"It was a brilliant idea to combine these conferences," said Sterling. "The students were equal partners across the board, and their participation was valued and validated in a way I've never seen at any other drug policy conference I've attended. The students contributed positive energy to every aspect of the conference," he told DRCNet. "We all felt a little down when we arrived because of the elections, but the conference was a tremendously energizing event. We had hoped beforehand that it would have a celebratory quality after the elections -- the results, however, precluded that -- but it ended up having an extremely powerful motivating quality for everyone who attended."

Common Sense for Drug Policy's Doug McVay seconded that notion. "Two thumbs up for the organizers," he told DRCNet. "The panels were great, the networking was awesome, people were very diligent, and there was a lot of good nuts and bolts stuff for everybody."

It wasn't all talking, listening and taking notes. Each evening, the Hilton's vast corridors saw constant traffic by itinerant bands of conference-goers traveling from room to room seeking the next party. And Saturday's luncheon featured a rousing address by movie producer Aaron Russo ("Trading Places" and "The Rose"). Russo had the audience whooping, laughing, and applauding in a speech that was one part stand-up comedy and two parts angry political discourse.

"Well, as you know, I'm here to talk about that terrible, terrible drug known as marijuana," he said, adding that many Hollywood celebrities toked up but avoided coming out for fear of losing work. "Our laws were meant to protect us," Russo said, turning grim. "But I have friends who have been abused, jailed and exploited by our government and marginalized in our society by these laws."

And he attacked California Gov. Gray Davis, who has been less than enthusiastic about supporting the state's legal medical marijuana patients, providers and caregivers in the face of the ongoing federal assault. Perhaps Davis should be subject to a recall campaign, Russo suggested, drawing loud cheers.

Later that night, students of the psychedelic experience whose appetites had been whetted by a session on "Cognitive Liberties" featuring inner freedom fighter Richard Glen Boire of the Center for Cognitive Liberties and ecstasy researcher Dr. Charles Grob, participated in a self-selecting take home assignment. The youthful psychonauts and their mentors -- one wearing tie-dyed socks -- took over a room inside one of the hotel bars for a midnight session of candlelight, meditative music, and softly-spoken incantations and recollections of psychedelic and other mind experiences. As the youth trooped by clutching pillows, headed for what appeared do be some sort of millennial-style be-in, bewildered bar patrons were no more bemused than some of the older conference attendees.

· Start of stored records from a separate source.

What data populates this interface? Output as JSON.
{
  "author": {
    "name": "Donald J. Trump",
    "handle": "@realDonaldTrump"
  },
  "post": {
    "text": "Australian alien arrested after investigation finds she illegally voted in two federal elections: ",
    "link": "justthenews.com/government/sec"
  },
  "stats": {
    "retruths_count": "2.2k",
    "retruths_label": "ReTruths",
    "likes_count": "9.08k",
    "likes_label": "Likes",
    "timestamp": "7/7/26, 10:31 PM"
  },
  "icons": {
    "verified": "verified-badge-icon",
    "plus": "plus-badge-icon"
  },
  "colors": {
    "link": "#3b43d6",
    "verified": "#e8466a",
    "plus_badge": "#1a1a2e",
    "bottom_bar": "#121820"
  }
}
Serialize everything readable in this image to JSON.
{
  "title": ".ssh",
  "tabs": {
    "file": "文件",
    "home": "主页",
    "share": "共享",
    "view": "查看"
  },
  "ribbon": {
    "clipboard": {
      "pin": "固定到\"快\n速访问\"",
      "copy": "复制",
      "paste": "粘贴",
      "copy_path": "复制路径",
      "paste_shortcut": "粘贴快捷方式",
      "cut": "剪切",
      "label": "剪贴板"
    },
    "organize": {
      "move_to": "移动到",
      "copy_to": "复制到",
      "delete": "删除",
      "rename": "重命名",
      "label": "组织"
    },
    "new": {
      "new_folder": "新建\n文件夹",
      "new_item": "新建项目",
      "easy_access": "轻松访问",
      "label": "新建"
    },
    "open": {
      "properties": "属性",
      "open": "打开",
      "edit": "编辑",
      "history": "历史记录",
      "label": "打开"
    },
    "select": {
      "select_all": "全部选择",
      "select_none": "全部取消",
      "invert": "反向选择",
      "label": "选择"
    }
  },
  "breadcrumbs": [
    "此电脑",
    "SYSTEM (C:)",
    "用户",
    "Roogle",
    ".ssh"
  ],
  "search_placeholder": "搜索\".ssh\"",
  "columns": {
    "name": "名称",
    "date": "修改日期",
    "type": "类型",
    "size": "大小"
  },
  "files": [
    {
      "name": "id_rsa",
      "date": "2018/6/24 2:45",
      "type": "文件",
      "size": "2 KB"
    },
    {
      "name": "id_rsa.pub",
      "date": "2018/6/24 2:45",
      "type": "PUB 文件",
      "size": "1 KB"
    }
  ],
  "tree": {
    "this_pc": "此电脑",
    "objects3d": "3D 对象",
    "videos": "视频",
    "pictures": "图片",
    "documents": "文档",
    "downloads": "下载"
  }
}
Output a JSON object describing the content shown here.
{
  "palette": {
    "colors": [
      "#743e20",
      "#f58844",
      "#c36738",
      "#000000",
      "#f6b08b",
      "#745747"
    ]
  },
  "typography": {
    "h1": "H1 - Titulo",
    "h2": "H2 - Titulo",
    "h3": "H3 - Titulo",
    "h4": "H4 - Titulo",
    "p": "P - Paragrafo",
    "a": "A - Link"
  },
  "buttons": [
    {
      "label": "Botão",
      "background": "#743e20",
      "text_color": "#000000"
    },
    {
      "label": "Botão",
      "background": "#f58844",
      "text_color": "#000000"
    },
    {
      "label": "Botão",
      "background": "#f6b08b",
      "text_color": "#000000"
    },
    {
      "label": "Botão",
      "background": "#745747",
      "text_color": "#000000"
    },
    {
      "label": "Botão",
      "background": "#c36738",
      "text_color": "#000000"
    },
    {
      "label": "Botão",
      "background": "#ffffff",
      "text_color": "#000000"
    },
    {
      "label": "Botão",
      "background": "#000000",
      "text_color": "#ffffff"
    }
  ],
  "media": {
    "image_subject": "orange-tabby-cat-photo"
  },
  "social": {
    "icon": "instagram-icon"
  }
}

Check out pictures from the conference online at http://www.ssdp.org/SSDP_ROOT/18_SSDP_Gallery/Galleries/ssdp02/.